The theme for my historical fiction group is classic french literature, so we started this year with Dangerous Liaisons by Laclos. I was quite keen to read this having see this film when it was fisrt released at the cinema and then again recently in preparation of reading the novel.
Here is the blurb …
The complex moral ambiguities of seduction and revenge make “Dangerous Liaisons” (1782) one of the most scandalous and controversial novels in European literature. Its prime movers, the Viscount de Valmont and the Marchioness de Merteuil — gifted, wealthy, and bored — form an unholy alliance and turn seduction into a game. And they play this game with such wit and style that it is impossible not to admire them, until they discover mysterious rules that they cannot understand. In the ensuing battle there can be no winners, and the innocent suffer with the guilty.
The Marchioness de Merteuil and the Viscount de Valmont are creations without precedent. They are the first [in European literature] whose acts are determined by an ideology. —André Malraux
One of the two greatest French novels. —André Gide
What really keeps “Dangerous Liaisons” potent after two hundred years is not so much its depiction of sex as its catalog of corruptions, including but not limited to the corruption of language by polite cant and the corruption of morals by manners. It implicates a whole society so founded on falsehood that a single act of emotional truth is tantamount to an act of subversion. —Luc Sante

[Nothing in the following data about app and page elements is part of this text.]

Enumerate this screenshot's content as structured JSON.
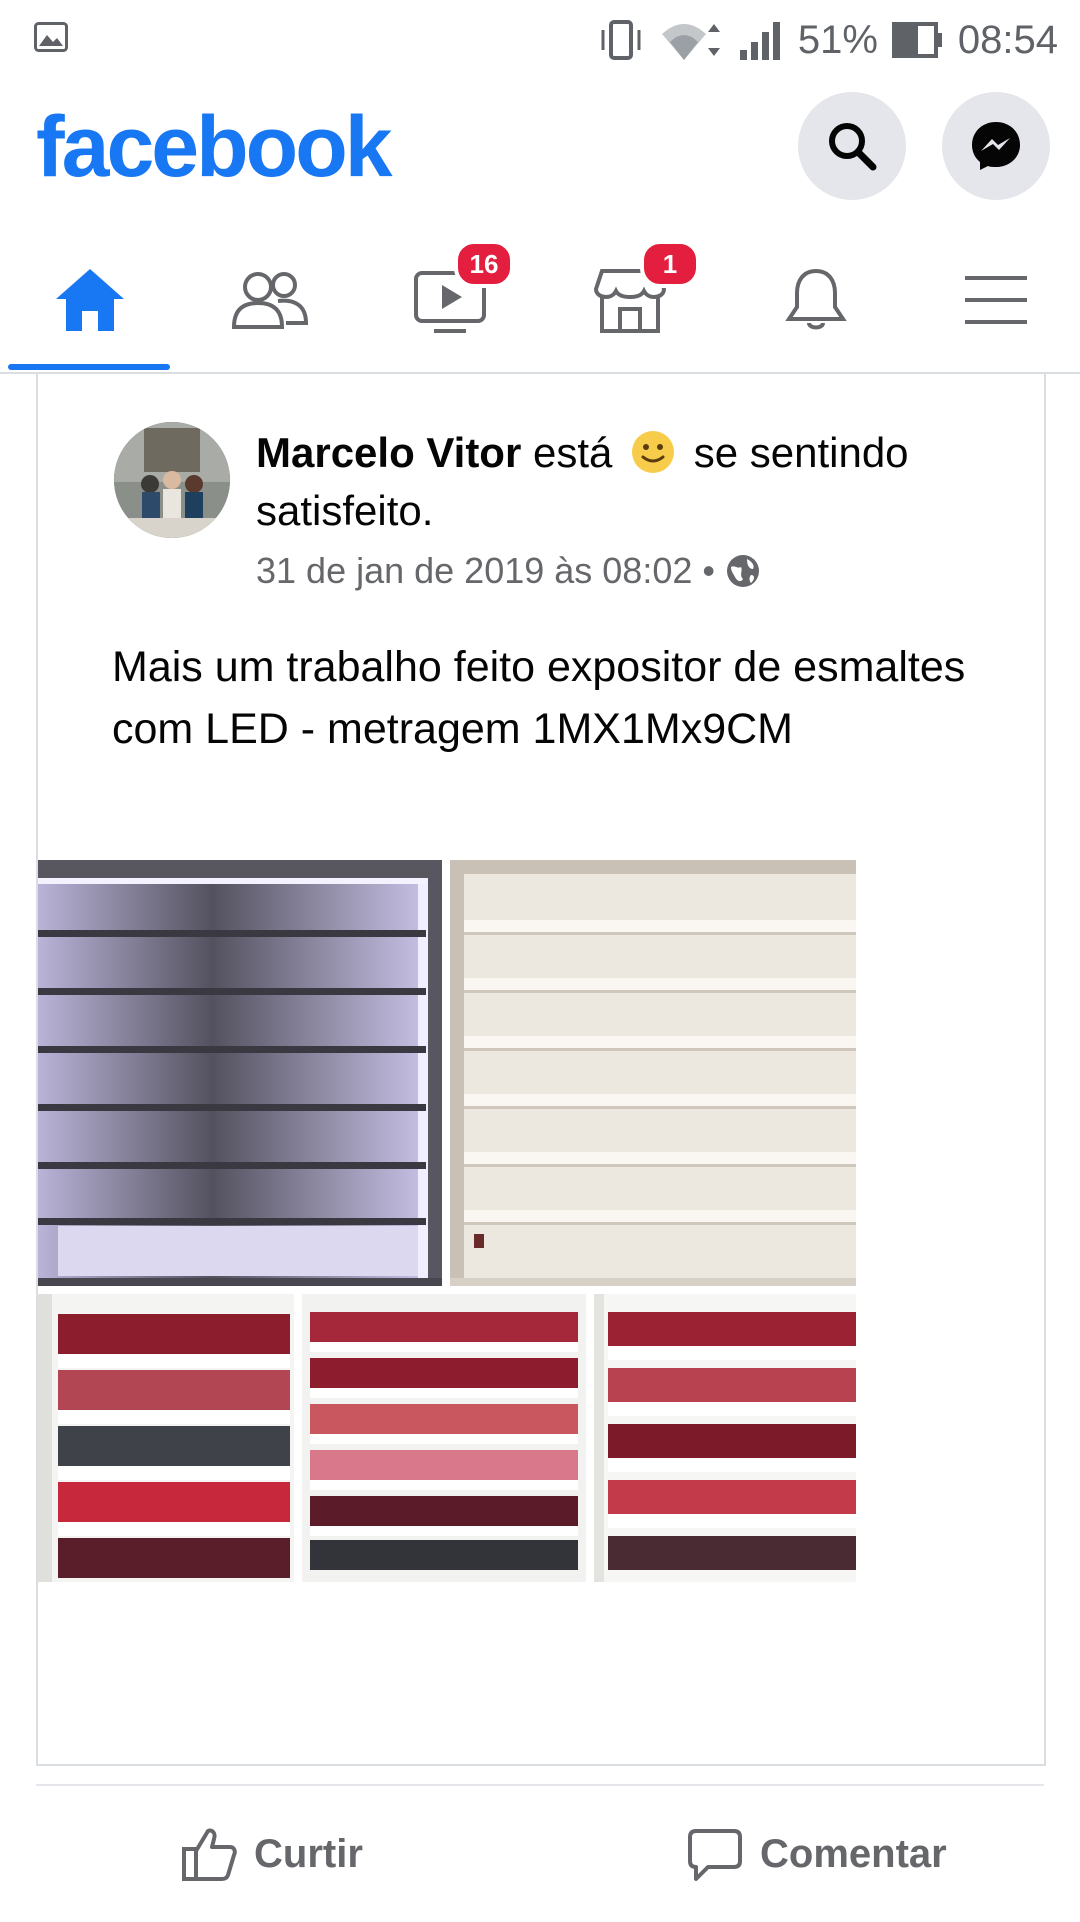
{
  "status_bar": {
    "battery": "51%",
    "time": "08:54"
  },
  "header": {
    "logo": "facebook",
    "brand_color": "#1877f2"
  },
  "tabs": [
    {
      "name": "home",
      "icon": "home-icon",
      "active": true
    },
    {
      "name": "friends",
      "icon": "friends-icon"
    },
    {
      "name": "watch",
      "icon": "watch-icon",
      "badge": "16"
    },
    {
      "name": "marketplace",
      "icon": "marketplace-icon",
      "badge": "1"
    },
    {
      "name": "notifications",
      "icon": "bell-icon"
    },
    {
      "name": "menu",
      "icon": "menu-icon"
    }
  ],
  "post": {
    "author": "Marcelo Vitor",
    "feeling_prefix": "está",
    "feeling_suffix": "se sentindo satisfeito.",
    "timestamp": "31 de jan de 2019 às 08:02",
    "separator": "•",
    "privacy_icon": "globe-icon",
    "text": "Mais um trabalho feito expositor de esmaltes com LED - metragem 1MX1Mx9CM"
  },
  "actions": {
    "like": "Curtir",
    "comment": "Comentar"
  }
}
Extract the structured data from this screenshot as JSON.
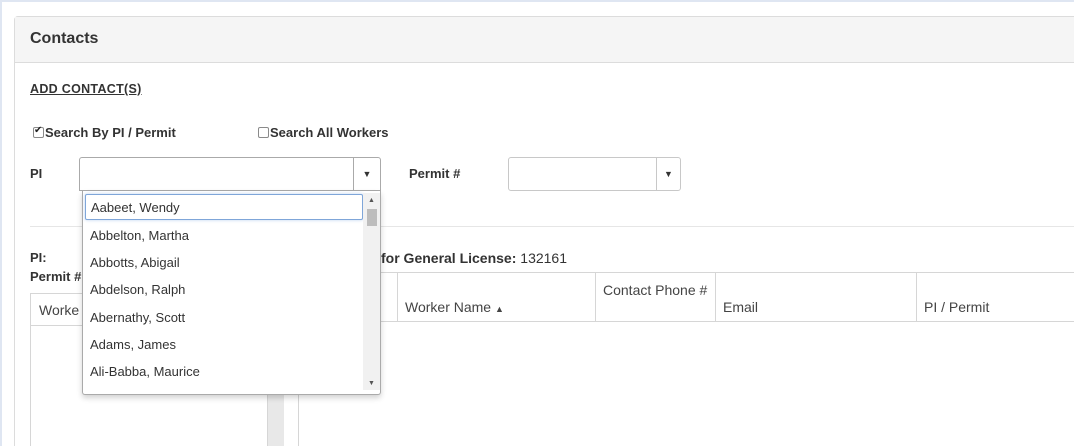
{
  "panel": {
    "title": "Contacts"
  },
  "add_contacts": {
    "label": "ADD CONTACT(S)"
  },
  "search_options": [
    {
      "label": "Search By PI / Permit",
      "checked": true
    },
    {
      "label": "Search All Workers",
      "checked": false
    }
  ],
  "filters": {
    "pi_label": "PI",
    "permit_label": "Permit #"
  },
  "details": {
    "pi_label": "PI:",
    "permit_label_partial": "Permit #",
    "general_license_label": "for General License:",
    "general_license_value": "132161",
    "left_list_header_partial": "Worke"
  },
  "table": {
    "columns": [
      {
        "label": "Worker Name",
        "sorted": "asc",
        "sort_icon": "▲"
      },
      {
        "label": "Contact Phone #"
      },
      {
        "label": "Email"
      },
      {
        "label": "PI / Permit"
      }
    ]
  },
  "dropdown": {
    "search_value": "Aabeet, Wendy",
    "options": [
      "Abbelton, Martha",
      "Abbotts, Abigail",
      "Abdelson, Ralph",
      "Abernathy, Scott",
      "Adams, James",
      "Ali-Babba, Maurice"
    ]
  },
  "icons": {
    "select_arrow": "▼",
    "scroll_up": "▲",
    "scroll_down": "▼"
  }
}
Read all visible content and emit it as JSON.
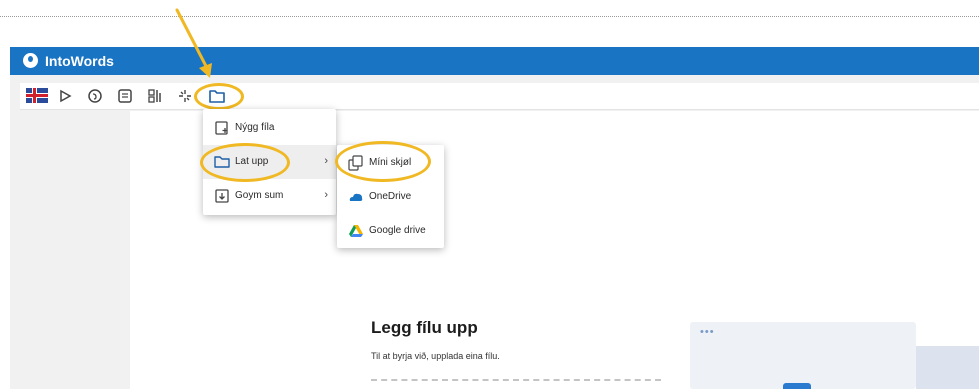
{
  "app": {
    "title": "IntoWords"
  },
  "toolbar": {
    "buttons": [
      {
        "name": "language-flag",
        "icon": "faroese-flag-icon"
      },
      {
        "name": "play",
        "icon": "play-icon"
      },
      {
        "name": "speech",
        "icon": "speech-icon"
      },
      {
        "name": "reader",
        "icon": "reader-icon"
      },
      {
        "name": "word-prediction",
        "icon": "abc-icon"
      },
      {
        "name": "settings",
        "icon": "gear-icon"
      },
      {
        "name": "file",
        "icon": "folder-icon"
      }
    ]
  },
  "file_menu": {
    "items": [
      {
        "label": "Nýgg fíla",
        "icon": "new-file-icon"
      },
      {
        "label": "Lat upp",
        "icon": "folder-icon",
        "has_submenu": true
      },
      {
        "label": "Goym sum",
        "icon": "save-icon",
        "has_submenu": true
      }
    ]
  },
  "open_submenu": {
    "items": [
      {
        "label": "Míni skjøl",
        "icon": "my-documents-icon"
      },
      {
        "label": "OneDrive",
        "icon": "onedrive-icon"
      },
      {
        "label": "Google drive",
        "icon": "google-drive-icon"
      }
    ]
  },
  "upload": {
    "title": "Legg fílu upp",
    "subtitle": "Til at byrja við, upplada eina fílu."
  },
  "colors": {
    "titlebar": "#1a74c4",
    "highlight": "#f0b823",
    "onedrive": "#1a74c4"
  }
}
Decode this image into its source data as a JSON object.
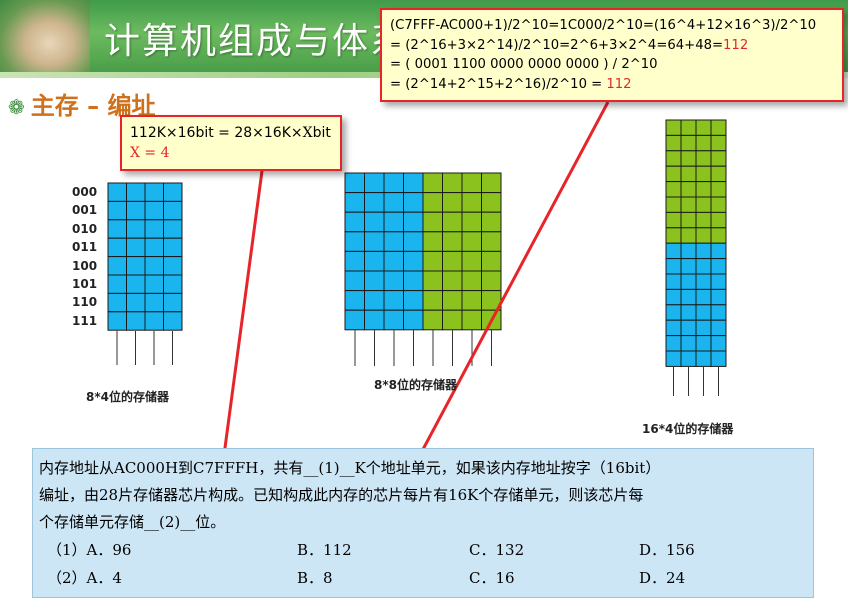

In many respects, Laclos is the perfect author: he wrote, at around the age of 40, one piece of fiction, which was not merely a masterpiece, but the supreme example of its genre, the epistolary novel; and then he troubled the public no further. —Christopher Hampton
It is a long novel so don’t do what I did and leave it to the last week and not finish it in time!
It is epistolary and written in four parts – the third part dragged for me. This novel is suprisingly modern – it was published in 1782 – and very salacious. It was designed to highlight the depravity of the french aristocracy. Valmont and de Merteuil were amoral, bored and making life interesting by seducing and ruining people.
The writing is extraordinary, each writers’ letters have a distinct style from the naive teenager Cecile to scheming, cynical Valmont.
More reviews …